Near Miss for Ice Hockey Commentator Pierre McGuire

Ice hockey analyst and commentator, Pierre McGuire, had the fright of his life last Monday 18th of February while offering commentary on the Columbus Blue Jackets game against Tampa Bay Lightning at the Nationwide Arena.

The puck came screaming off the ice on a trajectory headed straight for Mr McGuire. Luckily it missed hitting him in the head by the narrowest of margins, averting what could otherwise have been a very serious injury.

Although you can bet on many outcomes in Ice Hockey, the puck striking the commentator is not one of them. If it was, the odds would be phenomenal, although, in this particular game, it came pretty close to happening as you can see from the video footage.

Ice hockey pucks must be durable in order to stand up to the punishment they receive during a game. Before bespoke pucks came into being in their own right, the game from which ice hockey is thought to have originated, was a form of field hockey and it was played with a square, wooden puck.

The game was first witnessed by Europeans in the latter part of the 17th century when they watched the Mi’kmaq Indians of Nova Scotia competing against one another. The pucks they used were carved from Cherrywood.

The name “puck” is thought to have been brought into use being derived from the Gaelic “puc” or “poc” – depending on whether the Gaelic is of Scottish or Irish origins. It meant to poke or punch.

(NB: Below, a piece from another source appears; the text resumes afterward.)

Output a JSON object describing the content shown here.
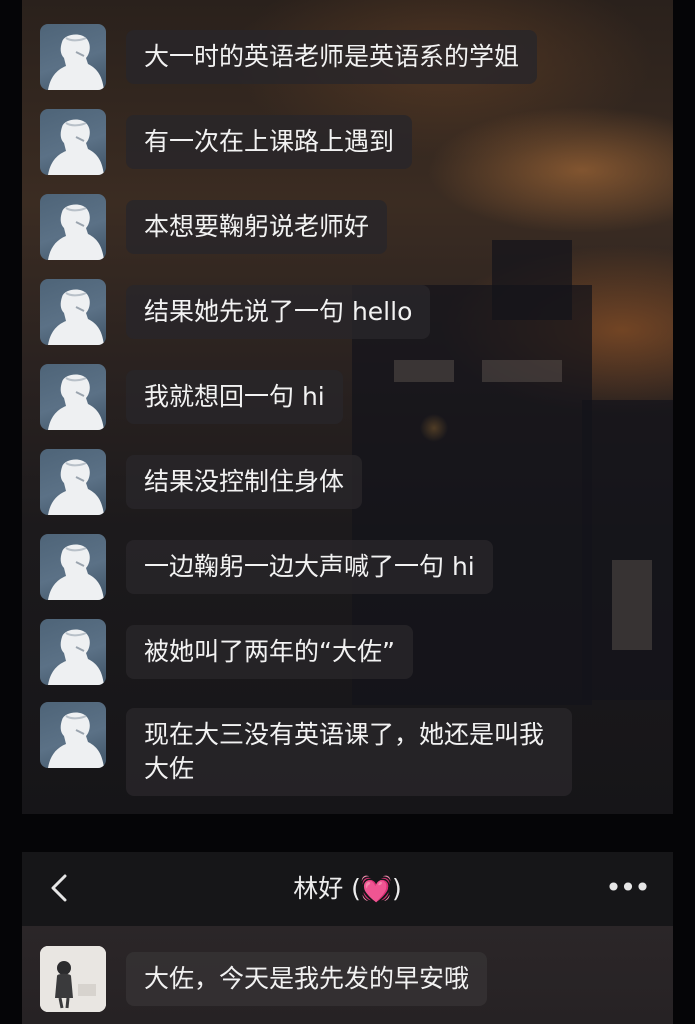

The pucks used in the modern sport of ice hockey are made from vulcanised rubber. Vulcanising is a process whereby additives are combined with the base, natural rubber. These additives include things like sulphur and silicone, and when cured in the correct proportions, they produce a hardened material. The term “vulcanisation” come from “Vulcan” the name of the Roman God of fire.

In modern ice hockey, pucks can travel up to speeds of around 100mph. The standard puck is three inches in diameter and one inch thick. They weigh anywhere between 5.5 and 6 ounces although some are lighter or heavier if they are for specific things.

They can be colour coded too, so, for example, a blue four-ounce puck is used for training youngsters, while a heavy ten-ounce puck (usually coloured pink or orange) is used in practice by players trying to develop their shooting strength or hockey stick handling skills. White pucks are used in training by goalkeepers.

The puck that nearly struck Pierre McGuire was a standard black puck.

Ice Hockey match spectators are protected pitch-side by a wall of transparent, impact modified acrylic, as can be seen in the background of this video. The players on the rink and off wear padded suits and helmets. Mr McGuire, who was sat on the players’ bench when the incident occurred, was dressed in a suit and had nothing more than a pair of headphones on his head and a microphone in front of his mouth.

If the puck had hit him, it could have caused him some serious harm. As it was, it passed millimetres in front of his head and crashed into one of the broadcaster’s cameras. It was travelling so fast that his reaction of throwing up his hands and moving his head back, came after the puck had already narrowly missed him.

Being the professional that he is, Mr McGuire continued his commentary on the game, totally unphased.